§ Work task
Find every line of the records that has "salt" and return it.

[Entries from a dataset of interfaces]

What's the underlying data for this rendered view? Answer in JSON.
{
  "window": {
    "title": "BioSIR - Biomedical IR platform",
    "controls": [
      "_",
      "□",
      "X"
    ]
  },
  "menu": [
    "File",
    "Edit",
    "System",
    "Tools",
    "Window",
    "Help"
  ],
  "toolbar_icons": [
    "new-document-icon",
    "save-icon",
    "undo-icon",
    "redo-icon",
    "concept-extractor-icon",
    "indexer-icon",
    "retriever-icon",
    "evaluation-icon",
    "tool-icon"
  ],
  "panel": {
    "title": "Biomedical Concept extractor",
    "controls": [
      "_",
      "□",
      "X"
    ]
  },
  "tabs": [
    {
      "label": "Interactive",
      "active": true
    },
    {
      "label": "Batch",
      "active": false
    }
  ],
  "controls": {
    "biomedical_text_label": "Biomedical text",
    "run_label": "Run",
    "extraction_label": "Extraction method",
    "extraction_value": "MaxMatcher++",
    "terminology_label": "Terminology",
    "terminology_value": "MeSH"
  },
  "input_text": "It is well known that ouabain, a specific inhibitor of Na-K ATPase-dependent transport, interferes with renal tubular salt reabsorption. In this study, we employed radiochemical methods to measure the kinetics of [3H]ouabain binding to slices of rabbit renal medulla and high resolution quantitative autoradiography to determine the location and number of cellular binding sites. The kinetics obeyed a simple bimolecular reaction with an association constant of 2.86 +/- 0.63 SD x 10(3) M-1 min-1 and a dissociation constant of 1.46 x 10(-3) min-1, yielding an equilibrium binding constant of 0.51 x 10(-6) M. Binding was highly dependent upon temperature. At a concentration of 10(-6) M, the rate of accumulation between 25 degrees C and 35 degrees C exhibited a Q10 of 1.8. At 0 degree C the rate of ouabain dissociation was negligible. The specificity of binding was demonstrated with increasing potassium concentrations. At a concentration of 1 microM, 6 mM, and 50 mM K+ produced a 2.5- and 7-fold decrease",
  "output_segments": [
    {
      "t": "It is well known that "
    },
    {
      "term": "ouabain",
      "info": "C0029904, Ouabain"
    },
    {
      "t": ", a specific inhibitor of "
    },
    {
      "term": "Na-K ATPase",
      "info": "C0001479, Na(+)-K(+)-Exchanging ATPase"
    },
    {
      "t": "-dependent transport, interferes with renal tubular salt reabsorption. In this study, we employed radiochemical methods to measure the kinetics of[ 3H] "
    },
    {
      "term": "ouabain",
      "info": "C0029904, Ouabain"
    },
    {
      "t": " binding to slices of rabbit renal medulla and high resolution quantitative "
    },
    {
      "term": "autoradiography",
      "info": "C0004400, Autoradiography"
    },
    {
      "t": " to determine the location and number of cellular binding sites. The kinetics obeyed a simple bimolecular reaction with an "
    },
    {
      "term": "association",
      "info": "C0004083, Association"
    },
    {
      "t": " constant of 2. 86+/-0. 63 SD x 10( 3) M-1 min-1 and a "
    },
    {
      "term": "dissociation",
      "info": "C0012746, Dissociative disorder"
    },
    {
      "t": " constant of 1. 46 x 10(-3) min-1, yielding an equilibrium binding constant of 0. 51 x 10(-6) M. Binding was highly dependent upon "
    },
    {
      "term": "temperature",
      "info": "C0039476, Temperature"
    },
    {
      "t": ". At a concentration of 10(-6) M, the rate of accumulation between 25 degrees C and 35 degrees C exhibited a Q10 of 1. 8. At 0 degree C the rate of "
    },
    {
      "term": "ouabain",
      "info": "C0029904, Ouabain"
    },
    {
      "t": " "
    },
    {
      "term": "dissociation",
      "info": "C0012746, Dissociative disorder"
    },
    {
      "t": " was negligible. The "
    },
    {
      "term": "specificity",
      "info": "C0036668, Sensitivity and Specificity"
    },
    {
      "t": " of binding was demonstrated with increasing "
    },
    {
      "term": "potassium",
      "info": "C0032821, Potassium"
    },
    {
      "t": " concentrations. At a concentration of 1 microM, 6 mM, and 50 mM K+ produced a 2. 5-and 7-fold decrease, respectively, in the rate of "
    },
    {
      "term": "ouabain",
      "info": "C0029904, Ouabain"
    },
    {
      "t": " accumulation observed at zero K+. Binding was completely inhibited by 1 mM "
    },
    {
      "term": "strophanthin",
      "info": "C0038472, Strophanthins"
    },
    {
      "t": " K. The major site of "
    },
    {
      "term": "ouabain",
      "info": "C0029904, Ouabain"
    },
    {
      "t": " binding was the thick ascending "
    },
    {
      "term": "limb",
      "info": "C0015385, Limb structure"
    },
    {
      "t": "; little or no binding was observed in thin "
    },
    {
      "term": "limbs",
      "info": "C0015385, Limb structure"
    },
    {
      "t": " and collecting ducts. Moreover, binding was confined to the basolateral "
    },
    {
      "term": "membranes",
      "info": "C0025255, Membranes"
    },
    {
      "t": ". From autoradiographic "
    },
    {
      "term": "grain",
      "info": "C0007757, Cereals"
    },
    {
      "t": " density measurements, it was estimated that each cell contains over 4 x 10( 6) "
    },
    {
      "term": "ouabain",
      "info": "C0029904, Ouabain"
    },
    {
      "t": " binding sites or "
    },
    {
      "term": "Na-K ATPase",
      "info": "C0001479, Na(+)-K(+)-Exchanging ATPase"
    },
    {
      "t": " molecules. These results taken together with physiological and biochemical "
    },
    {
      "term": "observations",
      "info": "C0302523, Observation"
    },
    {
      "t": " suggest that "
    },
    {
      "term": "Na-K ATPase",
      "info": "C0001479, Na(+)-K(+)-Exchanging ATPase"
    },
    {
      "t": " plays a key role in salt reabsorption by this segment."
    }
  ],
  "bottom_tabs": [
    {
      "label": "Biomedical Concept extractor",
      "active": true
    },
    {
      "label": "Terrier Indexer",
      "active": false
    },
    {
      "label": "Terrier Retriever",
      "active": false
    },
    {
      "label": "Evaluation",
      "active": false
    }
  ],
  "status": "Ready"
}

§ Answer to the problem
  "input_text": "It is well known that ouabain, a specific inhibitor of Na-K ATPase-dependent transport, interferes with renal tubular salt reabsorption. In this study, we employed radiochemical methods to measure the kinetics of [3H]ouabain binding to slices of rabbit renal medulla and high resolution quantitative autoradiography to determine the location and number of cellular binding sites. The kinetics obeyed a simple bimolecular reaction with an association constant of 2.86 +/- 0.63 SD x 10(3) M-1 min-1 and a dissociation constant of 1.46 x 10(-3) min-1, yielding an equilibrium binding constant of 0.51 x 10(-6) M. Binding was highly dependent upon temperature. At a concentration of 10(-6) M, the rate of accumulation between 25 degrees C and 35 degrees C exhibited a Q10 of 1.8. At 0 degree C the rate of ouabain dissociation was negligible. The specificity of binding was demonstrated with increasing potassium concentrations. At a concentration of 1 microM, 6 mM, and 50 mM K+ produced a 2.5- and 7-fold decrease",
      "t": "-dependent transport, interferes with renal tubular salt reabsorption. In this study, we employed radiochemical methods to measure the kinetics of[ 3H] "
      "t": " plays a key role in salt reabsorption by this segment."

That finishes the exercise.